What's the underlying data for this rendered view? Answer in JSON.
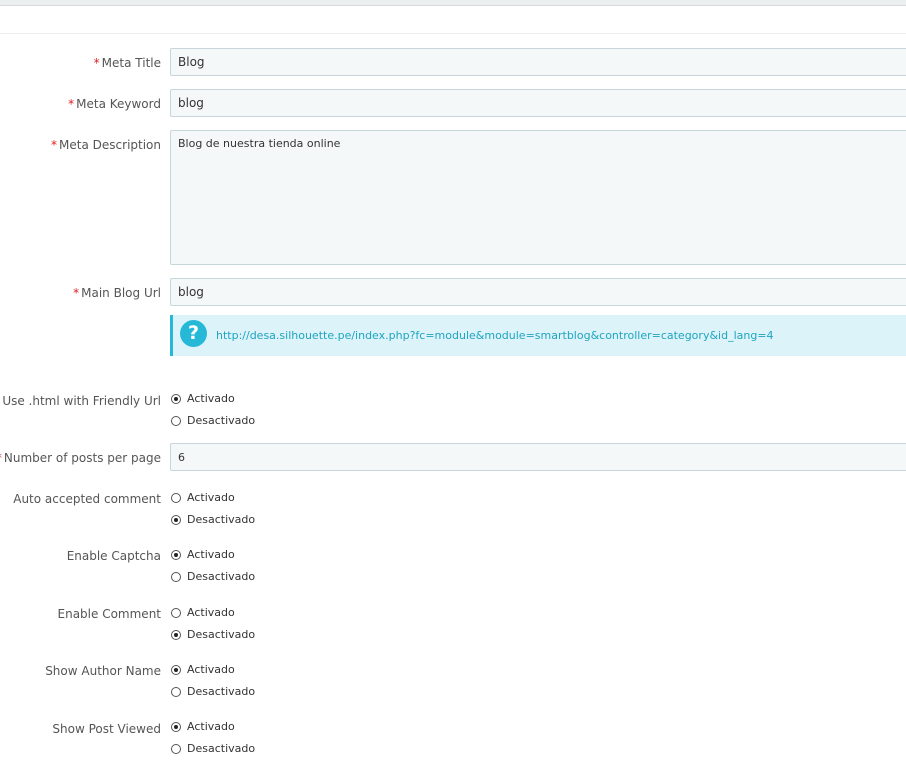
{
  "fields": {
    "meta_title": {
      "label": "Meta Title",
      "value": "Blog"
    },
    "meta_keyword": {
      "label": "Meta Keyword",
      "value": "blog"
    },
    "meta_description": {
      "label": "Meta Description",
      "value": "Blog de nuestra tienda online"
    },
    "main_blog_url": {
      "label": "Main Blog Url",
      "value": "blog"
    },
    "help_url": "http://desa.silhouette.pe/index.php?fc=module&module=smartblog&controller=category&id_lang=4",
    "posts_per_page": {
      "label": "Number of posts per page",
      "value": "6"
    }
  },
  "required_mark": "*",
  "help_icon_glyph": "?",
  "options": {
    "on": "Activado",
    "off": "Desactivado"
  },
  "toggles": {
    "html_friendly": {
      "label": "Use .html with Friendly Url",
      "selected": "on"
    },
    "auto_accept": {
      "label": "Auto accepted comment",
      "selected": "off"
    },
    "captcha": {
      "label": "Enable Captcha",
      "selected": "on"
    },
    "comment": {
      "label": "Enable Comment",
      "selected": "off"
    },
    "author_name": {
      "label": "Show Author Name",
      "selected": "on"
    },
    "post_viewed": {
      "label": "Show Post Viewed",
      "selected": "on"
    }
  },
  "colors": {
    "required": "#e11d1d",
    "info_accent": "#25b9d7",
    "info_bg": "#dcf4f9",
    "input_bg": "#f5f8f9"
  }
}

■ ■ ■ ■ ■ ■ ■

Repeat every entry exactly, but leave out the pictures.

What's the underlying data for this rendered view? Answer in JSON.
{
  "fields": {
    "meta_title": {
      "label": "Meta Title",
      "value": "Blog"
    },
    "meta_keyword": {
      "label": "Meta Keyword",
      "value": "blog"
    },
    "meta_description": {
      "label": "Meta Description",
      "value": "Blog de nuestra tienda online"
    },
    "main_blog_url": {
      "label": "Main Blog Url",
      "value": "blog"
    },
    "help_url": "http://desa.silhouette.pe/index.php?fc=module&module=smartblog&controller=category&id_lang=4",
    "posts_per_page": {
      "label": "Number of posts per page",
      "value": "6"
    }
  },
  "required_mark": "*",
  "help_icon_glyph": "?",
  "options": {
    "on": "Activado",
    "off": "Desactivado"
  },
  "toggles": {
    "html_friendly": {
      "label": "Use .html with Friendly Url",
      "selected": "on"
    },
    "auto_accept": {
      "label": "Auto accepted comment",
      "selected": "off"
    },
    "captcha": {
      "label": "Enable Captcha",
      "selected": "on"
    },
    "comment": {
      "label": "Enable Comment",
      "selected": "off"
    },
    "author_name": {
      "label": "Show Author Name",
      "selected": "on"
    },
    "post_viewed": {
      "label": "Show Post Viewed",
      "selected": "on"
    }
  },
  "colors": {
    "required": "#e11d1d",
    "info_accent": "#25b9d7",
    "info_bg": "#dcf4f9",
    "input_bg": "#f5f8f9"
  }
}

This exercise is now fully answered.